Oblique tear of the posterior horn and body of the medial meniscus involving inferior articular surface and peripheral meniscal margin. W/severe pain?

See your doc: Sounds like it will not get better without arthroscopic surgery. See your ortho for an evaluation. He/she will probably recommend surgery. Conservative treatment can help decrease the pain but will not resolve the problem. Good luck! ...Read more

Get help from a doctor now ›
Dr. Ryan Pflugner
Board Certified
9 years in practice
121K people helped
Get help from a specialist now
Continue
8

8
What happens to old medial meniscal tear not treated earlier.?

What happens to old medial meniscal tear not treated earlier.?

Not much: While a meniscus that is torn can sometimes tear a little further, the tears can also stabilize and settle into a position that no longer causes pain or problems. A meniscus tear that doesn't cause pain is one that should be left alone. A meniscus tear itself does not cause arthritis or any other problems. Let pain be your indicator and guide. ...Read more

Get help from a doctor now ›
9

9
Medial meniscal tear degenerative change with 10mm loose body inferior to the patella. Differential . Diffusely thickened Plica. What next?

Medial meniscal tear degenerative change with 10mm loose body inferior to the patella. Differential . Diffusely thickened Plica.  What next?

Remove loose body re: Need more information but need to discuss with your physicians about removal of the loose body (also known as a joint mouse) if it is interfering with your activity. sometimes some advise removal of the plica as well as repair of the tear.

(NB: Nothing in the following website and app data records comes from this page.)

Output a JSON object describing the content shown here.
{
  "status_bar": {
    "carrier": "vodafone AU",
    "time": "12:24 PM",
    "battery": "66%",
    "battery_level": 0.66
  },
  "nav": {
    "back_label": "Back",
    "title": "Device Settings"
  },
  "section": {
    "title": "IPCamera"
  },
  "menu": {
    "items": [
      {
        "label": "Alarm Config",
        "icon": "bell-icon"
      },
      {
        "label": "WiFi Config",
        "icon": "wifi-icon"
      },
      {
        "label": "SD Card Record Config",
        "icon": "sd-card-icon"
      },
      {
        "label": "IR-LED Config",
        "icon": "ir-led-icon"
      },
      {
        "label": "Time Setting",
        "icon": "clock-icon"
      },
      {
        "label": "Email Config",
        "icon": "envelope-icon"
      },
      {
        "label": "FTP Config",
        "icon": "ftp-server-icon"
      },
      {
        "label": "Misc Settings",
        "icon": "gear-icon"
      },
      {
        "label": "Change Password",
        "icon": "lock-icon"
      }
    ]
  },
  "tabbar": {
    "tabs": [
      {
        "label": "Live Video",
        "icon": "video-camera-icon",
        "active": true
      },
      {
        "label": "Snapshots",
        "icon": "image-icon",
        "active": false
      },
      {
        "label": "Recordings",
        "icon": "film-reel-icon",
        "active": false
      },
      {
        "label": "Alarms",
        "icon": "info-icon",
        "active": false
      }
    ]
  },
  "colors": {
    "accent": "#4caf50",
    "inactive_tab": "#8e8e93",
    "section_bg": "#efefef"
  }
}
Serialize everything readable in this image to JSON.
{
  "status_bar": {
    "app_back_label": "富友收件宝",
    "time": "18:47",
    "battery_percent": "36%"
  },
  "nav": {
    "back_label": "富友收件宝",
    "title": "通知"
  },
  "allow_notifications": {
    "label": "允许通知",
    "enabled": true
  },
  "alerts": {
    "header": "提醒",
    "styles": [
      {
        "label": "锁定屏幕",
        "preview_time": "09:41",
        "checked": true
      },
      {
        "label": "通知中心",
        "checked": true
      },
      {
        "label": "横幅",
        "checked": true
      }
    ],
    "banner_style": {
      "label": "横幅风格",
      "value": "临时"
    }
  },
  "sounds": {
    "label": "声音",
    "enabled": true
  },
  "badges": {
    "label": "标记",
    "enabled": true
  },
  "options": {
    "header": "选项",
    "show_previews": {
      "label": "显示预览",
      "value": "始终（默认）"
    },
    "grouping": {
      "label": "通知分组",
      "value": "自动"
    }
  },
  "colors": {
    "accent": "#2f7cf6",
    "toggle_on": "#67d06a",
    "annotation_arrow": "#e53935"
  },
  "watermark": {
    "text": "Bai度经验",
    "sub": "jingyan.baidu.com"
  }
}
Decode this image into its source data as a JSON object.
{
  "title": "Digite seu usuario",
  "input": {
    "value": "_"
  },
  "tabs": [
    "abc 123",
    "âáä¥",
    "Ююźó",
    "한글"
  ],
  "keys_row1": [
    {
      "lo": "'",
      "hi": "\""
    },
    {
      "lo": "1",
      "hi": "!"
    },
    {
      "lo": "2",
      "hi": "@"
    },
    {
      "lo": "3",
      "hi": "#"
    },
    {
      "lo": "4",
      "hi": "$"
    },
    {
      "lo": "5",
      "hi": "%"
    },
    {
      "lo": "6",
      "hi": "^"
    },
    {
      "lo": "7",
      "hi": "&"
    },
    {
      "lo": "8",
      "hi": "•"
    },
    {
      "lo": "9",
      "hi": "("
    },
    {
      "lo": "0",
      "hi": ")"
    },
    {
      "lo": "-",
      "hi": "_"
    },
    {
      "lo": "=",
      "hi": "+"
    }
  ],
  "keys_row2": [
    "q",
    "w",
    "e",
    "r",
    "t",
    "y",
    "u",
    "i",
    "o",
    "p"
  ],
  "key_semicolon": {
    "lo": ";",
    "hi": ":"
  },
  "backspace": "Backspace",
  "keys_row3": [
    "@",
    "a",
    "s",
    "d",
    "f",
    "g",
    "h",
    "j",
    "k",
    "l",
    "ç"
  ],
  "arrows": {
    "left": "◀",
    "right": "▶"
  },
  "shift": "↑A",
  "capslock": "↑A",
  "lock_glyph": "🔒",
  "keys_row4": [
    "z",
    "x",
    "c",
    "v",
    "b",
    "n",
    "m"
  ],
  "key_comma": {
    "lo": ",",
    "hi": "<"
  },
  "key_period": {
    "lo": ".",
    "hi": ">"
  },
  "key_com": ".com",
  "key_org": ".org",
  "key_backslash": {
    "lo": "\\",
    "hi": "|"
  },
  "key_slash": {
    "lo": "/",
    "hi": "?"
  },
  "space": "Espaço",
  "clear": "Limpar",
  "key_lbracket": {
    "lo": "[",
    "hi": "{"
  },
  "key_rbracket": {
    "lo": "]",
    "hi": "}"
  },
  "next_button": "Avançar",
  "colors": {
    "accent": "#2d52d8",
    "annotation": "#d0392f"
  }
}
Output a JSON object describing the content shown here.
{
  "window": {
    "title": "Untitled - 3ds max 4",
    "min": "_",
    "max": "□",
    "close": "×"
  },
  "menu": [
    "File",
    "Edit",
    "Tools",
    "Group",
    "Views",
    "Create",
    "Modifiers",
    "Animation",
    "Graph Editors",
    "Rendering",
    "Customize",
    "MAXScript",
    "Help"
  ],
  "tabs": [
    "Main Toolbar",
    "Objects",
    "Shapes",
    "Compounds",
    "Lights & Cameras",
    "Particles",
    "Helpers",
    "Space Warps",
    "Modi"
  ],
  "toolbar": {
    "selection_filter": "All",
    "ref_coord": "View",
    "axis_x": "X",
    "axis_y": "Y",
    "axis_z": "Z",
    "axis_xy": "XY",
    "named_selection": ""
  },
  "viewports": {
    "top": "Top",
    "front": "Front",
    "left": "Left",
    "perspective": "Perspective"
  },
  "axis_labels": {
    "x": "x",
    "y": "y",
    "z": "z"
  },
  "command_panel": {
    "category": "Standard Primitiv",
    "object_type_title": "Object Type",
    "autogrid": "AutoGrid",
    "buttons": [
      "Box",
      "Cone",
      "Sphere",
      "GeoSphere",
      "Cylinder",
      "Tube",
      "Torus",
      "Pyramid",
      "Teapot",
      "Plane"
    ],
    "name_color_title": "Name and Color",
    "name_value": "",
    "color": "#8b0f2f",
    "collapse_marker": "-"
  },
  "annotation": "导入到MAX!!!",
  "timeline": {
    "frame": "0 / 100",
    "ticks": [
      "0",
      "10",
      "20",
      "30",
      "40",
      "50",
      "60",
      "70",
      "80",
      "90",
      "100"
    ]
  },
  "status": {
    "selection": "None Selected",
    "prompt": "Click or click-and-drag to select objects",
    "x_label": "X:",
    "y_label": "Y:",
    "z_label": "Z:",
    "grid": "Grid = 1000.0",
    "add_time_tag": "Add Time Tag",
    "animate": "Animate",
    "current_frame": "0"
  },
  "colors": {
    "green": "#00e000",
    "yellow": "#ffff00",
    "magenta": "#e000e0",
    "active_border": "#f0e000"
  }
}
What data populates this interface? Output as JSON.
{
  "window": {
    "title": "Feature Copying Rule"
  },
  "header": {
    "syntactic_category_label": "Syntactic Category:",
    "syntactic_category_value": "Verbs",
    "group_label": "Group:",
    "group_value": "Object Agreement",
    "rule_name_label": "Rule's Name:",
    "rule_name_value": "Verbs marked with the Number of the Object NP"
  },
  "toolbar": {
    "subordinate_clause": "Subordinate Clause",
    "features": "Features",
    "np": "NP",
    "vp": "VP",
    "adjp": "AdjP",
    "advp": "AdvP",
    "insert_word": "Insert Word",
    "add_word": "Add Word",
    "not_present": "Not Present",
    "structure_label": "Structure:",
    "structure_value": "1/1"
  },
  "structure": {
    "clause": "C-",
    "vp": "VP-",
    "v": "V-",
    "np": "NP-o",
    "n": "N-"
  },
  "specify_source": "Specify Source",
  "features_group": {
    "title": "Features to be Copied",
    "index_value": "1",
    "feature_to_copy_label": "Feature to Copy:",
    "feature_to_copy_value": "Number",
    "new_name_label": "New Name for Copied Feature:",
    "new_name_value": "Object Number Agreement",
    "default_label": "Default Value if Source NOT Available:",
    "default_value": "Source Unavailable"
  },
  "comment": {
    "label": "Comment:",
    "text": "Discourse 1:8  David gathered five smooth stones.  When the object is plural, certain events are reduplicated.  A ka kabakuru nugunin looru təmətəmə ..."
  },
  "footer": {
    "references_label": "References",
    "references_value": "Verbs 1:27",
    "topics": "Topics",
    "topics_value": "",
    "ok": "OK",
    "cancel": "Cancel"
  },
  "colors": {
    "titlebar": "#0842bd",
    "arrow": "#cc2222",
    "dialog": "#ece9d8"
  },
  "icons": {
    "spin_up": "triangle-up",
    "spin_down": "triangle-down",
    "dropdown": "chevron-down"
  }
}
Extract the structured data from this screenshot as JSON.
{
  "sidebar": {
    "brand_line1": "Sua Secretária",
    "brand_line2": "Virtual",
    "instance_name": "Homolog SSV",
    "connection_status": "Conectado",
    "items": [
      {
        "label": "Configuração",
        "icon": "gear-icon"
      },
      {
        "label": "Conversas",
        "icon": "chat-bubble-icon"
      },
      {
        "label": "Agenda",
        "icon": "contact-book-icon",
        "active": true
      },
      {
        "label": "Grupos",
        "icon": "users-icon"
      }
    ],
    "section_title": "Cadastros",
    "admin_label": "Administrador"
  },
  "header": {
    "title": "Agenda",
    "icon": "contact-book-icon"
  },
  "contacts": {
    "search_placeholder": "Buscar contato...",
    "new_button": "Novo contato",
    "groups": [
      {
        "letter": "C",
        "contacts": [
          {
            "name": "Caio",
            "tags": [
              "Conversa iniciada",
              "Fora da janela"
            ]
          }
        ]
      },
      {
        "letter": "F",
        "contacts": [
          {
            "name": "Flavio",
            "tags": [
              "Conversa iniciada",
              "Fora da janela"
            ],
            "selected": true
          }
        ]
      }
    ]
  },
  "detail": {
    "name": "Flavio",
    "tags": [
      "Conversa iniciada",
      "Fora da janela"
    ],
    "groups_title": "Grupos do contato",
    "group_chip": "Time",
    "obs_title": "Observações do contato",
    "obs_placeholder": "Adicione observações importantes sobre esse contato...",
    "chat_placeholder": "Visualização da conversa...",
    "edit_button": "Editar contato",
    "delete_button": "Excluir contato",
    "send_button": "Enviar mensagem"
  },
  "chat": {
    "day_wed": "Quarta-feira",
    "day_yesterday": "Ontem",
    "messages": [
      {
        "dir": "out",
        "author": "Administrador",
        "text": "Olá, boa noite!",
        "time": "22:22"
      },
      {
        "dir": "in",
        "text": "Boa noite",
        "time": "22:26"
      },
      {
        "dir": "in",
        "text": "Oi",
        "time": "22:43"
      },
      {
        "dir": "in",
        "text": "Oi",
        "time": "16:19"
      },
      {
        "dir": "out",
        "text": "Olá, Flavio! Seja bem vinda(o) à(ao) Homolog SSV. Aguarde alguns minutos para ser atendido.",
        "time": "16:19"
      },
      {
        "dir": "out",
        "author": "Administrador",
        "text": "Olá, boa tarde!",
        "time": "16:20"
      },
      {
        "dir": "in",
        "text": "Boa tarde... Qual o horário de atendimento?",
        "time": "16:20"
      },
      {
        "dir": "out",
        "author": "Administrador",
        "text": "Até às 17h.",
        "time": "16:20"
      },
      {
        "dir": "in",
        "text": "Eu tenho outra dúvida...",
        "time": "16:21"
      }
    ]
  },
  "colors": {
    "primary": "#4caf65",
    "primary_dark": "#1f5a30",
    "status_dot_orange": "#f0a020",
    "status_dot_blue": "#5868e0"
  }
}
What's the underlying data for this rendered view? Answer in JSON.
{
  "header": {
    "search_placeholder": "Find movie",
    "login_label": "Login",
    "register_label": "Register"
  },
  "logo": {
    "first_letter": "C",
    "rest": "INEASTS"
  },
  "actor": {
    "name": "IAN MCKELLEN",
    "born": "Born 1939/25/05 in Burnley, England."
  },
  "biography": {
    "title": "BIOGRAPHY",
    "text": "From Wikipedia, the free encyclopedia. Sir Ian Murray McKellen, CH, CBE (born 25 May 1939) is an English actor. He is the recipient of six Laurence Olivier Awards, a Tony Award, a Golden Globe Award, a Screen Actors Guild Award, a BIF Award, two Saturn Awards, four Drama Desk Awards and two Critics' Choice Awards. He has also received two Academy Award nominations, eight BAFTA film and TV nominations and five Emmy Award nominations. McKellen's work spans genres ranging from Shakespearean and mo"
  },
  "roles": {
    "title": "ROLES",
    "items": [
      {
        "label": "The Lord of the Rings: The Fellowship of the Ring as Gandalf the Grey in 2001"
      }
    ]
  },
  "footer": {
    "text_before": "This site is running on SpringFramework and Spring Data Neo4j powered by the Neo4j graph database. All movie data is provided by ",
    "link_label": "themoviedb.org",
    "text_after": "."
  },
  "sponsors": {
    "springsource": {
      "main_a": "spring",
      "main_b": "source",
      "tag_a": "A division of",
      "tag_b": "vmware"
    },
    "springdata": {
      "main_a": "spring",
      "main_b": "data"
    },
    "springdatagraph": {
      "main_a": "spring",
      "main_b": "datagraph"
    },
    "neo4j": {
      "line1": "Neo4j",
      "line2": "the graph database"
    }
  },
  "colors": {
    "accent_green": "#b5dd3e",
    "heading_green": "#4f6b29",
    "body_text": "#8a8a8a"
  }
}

One needs to know you total medical status ...Read more

Get help from a doctor now ›
10

10
Mri revealed medial meniscal tear what are my options ?

Mri revealed medial meniscal tear what are my options ?

It depends on: the type and severity of the tear, so you need to discuss it with your orthopedic surgeon. Some types of tears may require surgery, others may not. ...Read more

Get help from a doctor now ›

Get more personalized answers directly from real doctors!

Get help from a real doctor now
Dr. Ryan Pflugner
Board Certified, Sports Medicine
9 years in practice
121K people helped
Continue
68,000 doctors available
Find us on Facebook